Records for this task >>
++++++++

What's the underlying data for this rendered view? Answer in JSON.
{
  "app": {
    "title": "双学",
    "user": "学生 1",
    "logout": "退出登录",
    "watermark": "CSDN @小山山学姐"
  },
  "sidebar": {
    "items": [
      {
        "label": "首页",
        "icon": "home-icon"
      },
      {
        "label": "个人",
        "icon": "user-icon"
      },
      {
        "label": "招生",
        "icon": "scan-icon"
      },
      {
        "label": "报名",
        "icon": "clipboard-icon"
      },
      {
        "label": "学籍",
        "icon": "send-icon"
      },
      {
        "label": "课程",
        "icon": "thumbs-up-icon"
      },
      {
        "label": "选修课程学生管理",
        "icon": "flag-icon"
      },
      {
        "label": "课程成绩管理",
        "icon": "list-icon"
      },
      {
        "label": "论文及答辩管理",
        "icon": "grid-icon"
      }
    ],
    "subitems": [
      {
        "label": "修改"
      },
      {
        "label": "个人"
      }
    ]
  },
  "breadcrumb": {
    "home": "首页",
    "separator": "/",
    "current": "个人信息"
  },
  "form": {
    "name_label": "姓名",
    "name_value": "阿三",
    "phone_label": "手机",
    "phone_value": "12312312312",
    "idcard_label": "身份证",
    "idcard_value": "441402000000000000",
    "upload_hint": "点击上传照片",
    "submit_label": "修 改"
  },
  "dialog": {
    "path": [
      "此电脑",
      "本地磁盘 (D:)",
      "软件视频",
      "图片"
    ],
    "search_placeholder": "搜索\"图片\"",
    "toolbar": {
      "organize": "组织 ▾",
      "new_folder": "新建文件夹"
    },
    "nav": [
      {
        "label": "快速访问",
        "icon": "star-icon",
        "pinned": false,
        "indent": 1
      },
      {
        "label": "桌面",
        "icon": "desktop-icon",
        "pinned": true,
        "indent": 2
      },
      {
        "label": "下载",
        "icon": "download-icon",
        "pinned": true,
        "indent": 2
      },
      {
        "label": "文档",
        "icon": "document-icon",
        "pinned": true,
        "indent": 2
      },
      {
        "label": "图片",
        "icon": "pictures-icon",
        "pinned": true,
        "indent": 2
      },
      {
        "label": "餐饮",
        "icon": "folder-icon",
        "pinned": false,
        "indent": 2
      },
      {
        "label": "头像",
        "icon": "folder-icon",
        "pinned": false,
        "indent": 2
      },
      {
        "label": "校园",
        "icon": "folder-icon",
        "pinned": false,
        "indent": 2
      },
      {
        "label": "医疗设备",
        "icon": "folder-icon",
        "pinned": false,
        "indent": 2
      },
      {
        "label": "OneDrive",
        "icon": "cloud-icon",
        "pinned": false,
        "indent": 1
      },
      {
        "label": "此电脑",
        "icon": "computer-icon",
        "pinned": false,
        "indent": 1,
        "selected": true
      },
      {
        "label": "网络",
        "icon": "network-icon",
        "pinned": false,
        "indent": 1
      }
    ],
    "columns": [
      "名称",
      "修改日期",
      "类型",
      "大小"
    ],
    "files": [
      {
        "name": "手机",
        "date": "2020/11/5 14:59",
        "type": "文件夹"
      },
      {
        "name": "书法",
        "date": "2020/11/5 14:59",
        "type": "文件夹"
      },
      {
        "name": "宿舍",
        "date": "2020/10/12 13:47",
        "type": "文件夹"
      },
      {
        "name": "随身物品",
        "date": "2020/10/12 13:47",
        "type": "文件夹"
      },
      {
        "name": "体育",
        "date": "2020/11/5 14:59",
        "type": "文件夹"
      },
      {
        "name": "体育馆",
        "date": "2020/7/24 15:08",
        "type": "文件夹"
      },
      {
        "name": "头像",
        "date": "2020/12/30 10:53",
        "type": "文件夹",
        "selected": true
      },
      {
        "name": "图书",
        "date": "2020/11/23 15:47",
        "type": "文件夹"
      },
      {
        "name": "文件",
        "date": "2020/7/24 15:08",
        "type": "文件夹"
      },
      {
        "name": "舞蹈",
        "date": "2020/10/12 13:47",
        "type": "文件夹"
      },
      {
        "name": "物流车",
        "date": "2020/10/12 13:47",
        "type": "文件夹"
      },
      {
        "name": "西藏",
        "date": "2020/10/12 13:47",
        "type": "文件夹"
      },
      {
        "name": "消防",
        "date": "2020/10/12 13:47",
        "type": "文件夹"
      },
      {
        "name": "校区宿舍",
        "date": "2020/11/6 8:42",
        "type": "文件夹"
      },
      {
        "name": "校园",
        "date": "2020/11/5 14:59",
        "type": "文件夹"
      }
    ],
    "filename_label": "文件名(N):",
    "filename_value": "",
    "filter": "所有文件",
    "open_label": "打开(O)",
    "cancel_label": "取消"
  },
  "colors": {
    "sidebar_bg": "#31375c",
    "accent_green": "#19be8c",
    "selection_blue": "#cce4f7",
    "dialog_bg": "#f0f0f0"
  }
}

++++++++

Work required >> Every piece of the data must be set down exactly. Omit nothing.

Written solution >>
What's the underlying data for this rendered view? Answer in JSON.
{
  "app": {
    "title": "双学",
    "user": "学生 1",
    "logout": "退出登录",
    "watermark": "CSDN @小山山学姐"
  },
  "sidebar": {
    "items": [
      {
        "label": "首页",
        "icon": "home-icon"
      },
      {
        "label": "个人",
        "icon": "user-icon"
      },
      {
        "label": "招生",
        "icon": "scan-icon"
      },
      {
        "label": "报名",
        "icon": "clipboard-icon"
      },
      {
        "label": "学籍",
        "icon": "send-icon"
      },
      {
        "label": "课程",
        "icon": "thumbs-up-icon"
      },
      {
        "label": "选修课程学生管理",
        "icon": "flag-icon"
      },
      {
        "label": "课程成绩管理",
        "icon": "list-icon"
      },
      {
        "label": "论文及答辩管理",
        "icon": "grid-icon"
      }
    ],
    "subitems": [
      {
        "label": "修改"
      },
      {
        "label": "个人"
      }
    ]
  },
  "breadcrumb": {
    "home": "首页",
    "separator": "/",
    "current": "个人信息"
  },
  "form": {
    "name_label": "姓名",
    "name_value": "阿三",
    "phone_label": "手机",
    "phone_value": "12312312312",
    "idcard_label": "身份证",
    "idcard_value": "441402000000000000",
    "upload_hint": "点击上传照片",
    "submit_label": "修 改"
  },
  "dialog": {
    "path": [
      "此电脑",
      "本地磁盘 (D:)",
      "软件视频",
      "图片"
    ],
    "search_placeholder": "搜索\"图片\"",
    "toolbar": {
      "organize": "组织 ▾",
      "new_folder": "新建文件夹"
    },
    "nav": [
      {
        "label": "快速访问",
        "icon": "star-icon",
        "pinned": false,
        "indent": 1
      },
      {
        "label": "桌面",
        "icon": "desktop-icon",
        "pinned": true,
        "indent": 2
      },
      {
        "label": "下载",
        "icon": "download-icon",
        "pinned": true,
        "indent": 2
      },
      {
        "label": "文档",
        "icon": "document-icon",
        "pinned": true,
        "indent": 2
      },
      {
        "label": "图片",
        "icon": "pictures-icon",
        "pinned": true,
        "indent": 2
      },
      {
        "label": "餐饮",
        "icon": "folder-icon",
        "pinned": false,
        "indent": 2
      },
      {
        "label": "头像",
        "icon": "folder-icon",
        "pinned": false,
        "indent": 2
      },
      {
        "label": "校园",
        "icon": "folder-icon",
        "pinned": false,
        "indent": 2
      },
      {
        "label": "医疗设备",
        "icon": "folder-icon",
        "pinned": false,
        "indent": 2
      },
      {
        "label": "OneDrive",
        "icon": "cloud-icon",
        "pinned": false,
        "indent": 1
      },
      {
        "label": "此电脑",
        "icon": "computer-icon",
        "pinned": false,
        "indent": 1,
        "selected": true
      },
      {
        "label": "网络",
        "icon": "network-icon",
        "pinned": false,
        "indent": 1
      }
    ],
    "columns": [
      "名称",
      "修改日期",
      "类型",
      "大小"
    ],
    "files": [
      {
        "name": "手机",
        "date": "2020/11/5 14:59",
        "type": "文件夹"
      },
      {
        "name": "书法",
        "date": "2020/11/5 14:59",
        "type": "文件夹"
      },
      {
        "name": "宿舍",
        "date": "2020/10/12 13:47",
        "type": "文件夹"
      },
      {
        "name": "随身物品",
        "date": "2020/10/12 13:47",
        "type": "文件夹"
      },
      {
        "name": "体育",
        "date": "2020/11/5 14:59",
        "type": "文件夹"
      },
      {
        "name": "体育馆",
        "date": "2020/7/24 15:08",
        "type": "文件夹"
      },
      {
        "name": "头像",
        "date": "2020/12/30 10:53",
        "type": "文件夹",
        "selected": true
      },
      {
        "name": "图书",
        "date": "2020/11/23 15:47",
        "type": "文件夹"
      },
      {
        "name": "文件",
        "date": "2020/7/24 15:08",
        "type": "文件夹"
      },
      {
        "name": "舞蹈",
        "date": "2020/10/12 13:47",
        "type": "文件夹"
      },
      {
        "name": "物流车",
        "date": "2020/10/12 13:47",
        "type": "文件夹"
      },
      {
        "name": "西藏",
        "date": "2020/10/12 13:47",
        "type": "文件夹"
      },
      {
        "name": "消防",
        "date": "2020/10/12 13:47",
        "type": "文件夹"
      },
      {
        "name": "校区宿舍",
        "date": "2020/11/6 8:42",
        "type": "文件夹"
      },
      {
        "name": "校园",
        "date": "2020/11/5 14:59",
        "type": "文件夹"
      }
    ],
    "filename_label": "文件名(N):",
    "filename_value": "",
    "filter": "所有文件",
    "open_label": "打开(O)",
    "cancel_label": "取消"
  },
  "colors": {
    "sidebar_bg": "#31375c",
    "accent_green": "#19be8c",
    "selection_blue": "#cce4f7",
    "dialog_bg": "#f0f0f0"
  }
}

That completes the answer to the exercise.